Even if the bridegroom’s family wants to adhere to Islamic injunctions and renounces dowry, at times the bride’s female family members insist on the custom. The absence of a grand trousseau and an impressive banquet displayed to their social circle is a sign of disgrace for them because: “What will people think?”
Hearsay at weddings involves typical questions: “How many dresses have been made for her trousseau?”, “How much did the crockery cost?”, “How many jewellery sets did she get?”
The bride is sometimes trained to treat everything provided by her in-laws with disdain. She starts her married life expecting only her parents ‘proudly’ provide her with everything she needs. Gifts given by in-laws are usually discarded or not used.
In Islam, it is the husband who provides for his wife after marriage. He has to give her a monetary gift known as dower or Mahr, which the Quran describes as a Fareedah – an obligatory due. “And give to the women (whom you marry) their Mahr (obligatory bridal-money given by the husband to his wife at the time of marriage) with a good heart; but if they, of their own good pleasure, remit any part of it to you, take it, and enjoy it without fear of any harm (as Allah has made it lawful).” (An-Nisa 4:4)

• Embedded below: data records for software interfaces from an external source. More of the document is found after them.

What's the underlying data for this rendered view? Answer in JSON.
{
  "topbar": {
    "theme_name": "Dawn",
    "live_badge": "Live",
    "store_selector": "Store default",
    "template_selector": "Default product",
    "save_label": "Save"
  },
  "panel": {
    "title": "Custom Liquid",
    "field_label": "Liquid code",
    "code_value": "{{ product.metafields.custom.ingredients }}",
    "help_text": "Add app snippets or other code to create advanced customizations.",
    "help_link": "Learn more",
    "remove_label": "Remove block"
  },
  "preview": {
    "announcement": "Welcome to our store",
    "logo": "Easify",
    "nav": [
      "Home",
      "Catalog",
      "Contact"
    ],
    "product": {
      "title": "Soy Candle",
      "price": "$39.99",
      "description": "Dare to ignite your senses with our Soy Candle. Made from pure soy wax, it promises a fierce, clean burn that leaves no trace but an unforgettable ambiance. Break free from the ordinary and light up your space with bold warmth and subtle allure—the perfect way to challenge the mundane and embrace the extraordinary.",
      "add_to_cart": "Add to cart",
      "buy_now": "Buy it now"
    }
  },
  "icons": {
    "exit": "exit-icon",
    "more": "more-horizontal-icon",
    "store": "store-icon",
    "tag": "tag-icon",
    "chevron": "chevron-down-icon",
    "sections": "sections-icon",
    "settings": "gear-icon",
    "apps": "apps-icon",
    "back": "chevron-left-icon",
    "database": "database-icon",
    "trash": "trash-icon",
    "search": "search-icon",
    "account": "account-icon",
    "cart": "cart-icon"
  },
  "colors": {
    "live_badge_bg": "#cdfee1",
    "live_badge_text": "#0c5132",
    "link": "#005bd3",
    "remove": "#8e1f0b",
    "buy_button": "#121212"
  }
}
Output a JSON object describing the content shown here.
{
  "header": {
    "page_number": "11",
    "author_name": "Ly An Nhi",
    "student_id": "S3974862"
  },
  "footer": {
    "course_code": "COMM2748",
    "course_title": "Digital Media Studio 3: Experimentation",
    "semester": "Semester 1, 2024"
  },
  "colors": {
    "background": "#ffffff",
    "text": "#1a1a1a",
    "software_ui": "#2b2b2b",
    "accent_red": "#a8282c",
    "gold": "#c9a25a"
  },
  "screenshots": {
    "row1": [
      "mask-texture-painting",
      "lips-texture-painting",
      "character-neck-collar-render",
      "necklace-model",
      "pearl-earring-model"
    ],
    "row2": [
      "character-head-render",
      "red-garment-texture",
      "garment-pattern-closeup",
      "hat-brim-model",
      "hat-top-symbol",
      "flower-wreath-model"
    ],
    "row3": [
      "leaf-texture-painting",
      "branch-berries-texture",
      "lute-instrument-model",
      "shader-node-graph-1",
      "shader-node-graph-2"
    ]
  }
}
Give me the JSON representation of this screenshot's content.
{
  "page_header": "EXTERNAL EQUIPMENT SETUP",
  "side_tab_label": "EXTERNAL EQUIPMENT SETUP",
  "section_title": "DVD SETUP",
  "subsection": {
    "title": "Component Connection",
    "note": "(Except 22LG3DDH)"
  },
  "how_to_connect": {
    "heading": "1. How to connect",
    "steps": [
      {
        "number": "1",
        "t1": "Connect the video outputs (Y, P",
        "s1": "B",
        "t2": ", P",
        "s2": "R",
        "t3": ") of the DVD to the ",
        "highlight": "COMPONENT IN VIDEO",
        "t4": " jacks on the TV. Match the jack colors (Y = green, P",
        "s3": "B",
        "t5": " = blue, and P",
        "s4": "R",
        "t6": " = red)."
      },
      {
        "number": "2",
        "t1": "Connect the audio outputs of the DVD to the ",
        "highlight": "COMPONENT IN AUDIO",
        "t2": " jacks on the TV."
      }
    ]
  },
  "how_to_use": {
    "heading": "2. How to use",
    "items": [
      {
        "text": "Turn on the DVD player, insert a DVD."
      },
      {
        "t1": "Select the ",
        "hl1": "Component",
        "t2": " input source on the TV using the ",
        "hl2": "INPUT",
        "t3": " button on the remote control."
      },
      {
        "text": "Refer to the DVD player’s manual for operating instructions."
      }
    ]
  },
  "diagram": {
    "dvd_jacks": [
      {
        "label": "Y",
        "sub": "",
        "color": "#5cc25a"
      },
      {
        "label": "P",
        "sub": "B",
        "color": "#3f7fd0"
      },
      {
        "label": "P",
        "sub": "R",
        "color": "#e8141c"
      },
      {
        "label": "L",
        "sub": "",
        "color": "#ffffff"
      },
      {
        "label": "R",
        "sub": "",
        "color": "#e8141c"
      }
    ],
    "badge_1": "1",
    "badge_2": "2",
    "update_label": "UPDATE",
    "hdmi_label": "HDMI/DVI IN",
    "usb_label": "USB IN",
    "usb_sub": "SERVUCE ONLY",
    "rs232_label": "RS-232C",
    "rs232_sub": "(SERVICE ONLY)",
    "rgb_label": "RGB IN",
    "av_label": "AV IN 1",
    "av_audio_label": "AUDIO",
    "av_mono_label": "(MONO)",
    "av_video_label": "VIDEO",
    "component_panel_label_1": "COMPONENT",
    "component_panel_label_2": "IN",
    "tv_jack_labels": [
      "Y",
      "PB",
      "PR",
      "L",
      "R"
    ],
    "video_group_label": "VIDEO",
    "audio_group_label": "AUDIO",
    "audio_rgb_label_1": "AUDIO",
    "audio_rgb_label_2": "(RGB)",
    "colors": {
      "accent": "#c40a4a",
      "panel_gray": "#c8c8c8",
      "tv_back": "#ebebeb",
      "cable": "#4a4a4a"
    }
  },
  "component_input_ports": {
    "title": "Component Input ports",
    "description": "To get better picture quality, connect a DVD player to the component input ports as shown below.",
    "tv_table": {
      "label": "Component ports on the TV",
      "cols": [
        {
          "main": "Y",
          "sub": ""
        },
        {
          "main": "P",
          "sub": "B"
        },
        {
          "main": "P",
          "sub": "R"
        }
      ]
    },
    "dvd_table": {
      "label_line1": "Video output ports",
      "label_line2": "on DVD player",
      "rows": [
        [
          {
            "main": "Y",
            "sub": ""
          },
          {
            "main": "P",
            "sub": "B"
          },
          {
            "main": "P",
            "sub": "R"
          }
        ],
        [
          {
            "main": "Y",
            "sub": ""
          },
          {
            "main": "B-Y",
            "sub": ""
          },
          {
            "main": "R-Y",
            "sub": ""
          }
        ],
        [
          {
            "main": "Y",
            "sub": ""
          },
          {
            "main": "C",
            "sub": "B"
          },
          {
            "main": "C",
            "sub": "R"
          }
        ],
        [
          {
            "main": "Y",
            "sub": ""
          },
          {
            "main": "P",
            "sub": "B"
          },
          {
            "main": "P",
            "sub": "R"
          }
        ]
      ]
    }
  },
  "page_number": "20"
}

“All others are lawful, provided you seek (them in marriage) with Mahr (bridal-money given by the husband to his wife at the time of marriage) from your property, desiring chastity, not committing illegal sexual intercourse, so with those of whom you have enjoyed sexual relations, give them their Mahr as prescribed.” (An-Nisa 4:24)
Whenever a Companion wanted to get married, Prophet Muhammad (saw) would ask him, what he had which could serve as Mahr. When Ali (rta) was marrying Fatimah (rta), the Prophet (saw) went so far as to help him provide modest household items for her, as he was Ali’s (rta) guardian. This proves that if a Muslim bridegroom needs help in setting up a home for marriage, he should be helped, especially by his own guardian.
Sometimes the bride’s family demands an exorbitant Mahr for her, ignoring the spirit of Ihsan endorsed by Islam. This makes it difficult for younger men to marry, thus opening the door to such evils as dating and fornication.
Prevalence of the dowry custom not only jeopardizes the lives of future female infants and makes marriage difficult for girls in general, but also becomes a menace to low-income groups. Despite the existence of laws that prohibit excessive dowry, it is not unusual to find every mother under severe pressure of ‘honorably marrying off’ her daughters. She goes asking door-to-door for monetary help, incurring huge debts to throw lavish wedding feasts and live up to societal expectations.
What can we do to eradicate this custom? In 1976, the government of Pakistan passed a law - the Dowry and Bridal Gifts Restriction Act - that prohibited dowry above a specific amount. Sadly, to little effect. Existence of laws can only be effective, if people have Taqwah. The change can come about only if Muslim families truly fear Allah (swt) when performing marriages. How?
By giving precedence to piety over materialism, Allah’s (swt) pleasure over people’s expectations, and fully trusting in Allah (swt) for girl’s well-being after marriage.
Not asking questions about dowry when attending a wedding.
Remembering that girls are provided for and protected by the Best of Providers - Allah (swt).
Even if a few marriages take place with an average Mahr and no dowry, the bridal couple accepting an initially mediocre standard of living can set a trend for others to follow.
Maybe then the birth of a daughter would bring genuine happiness.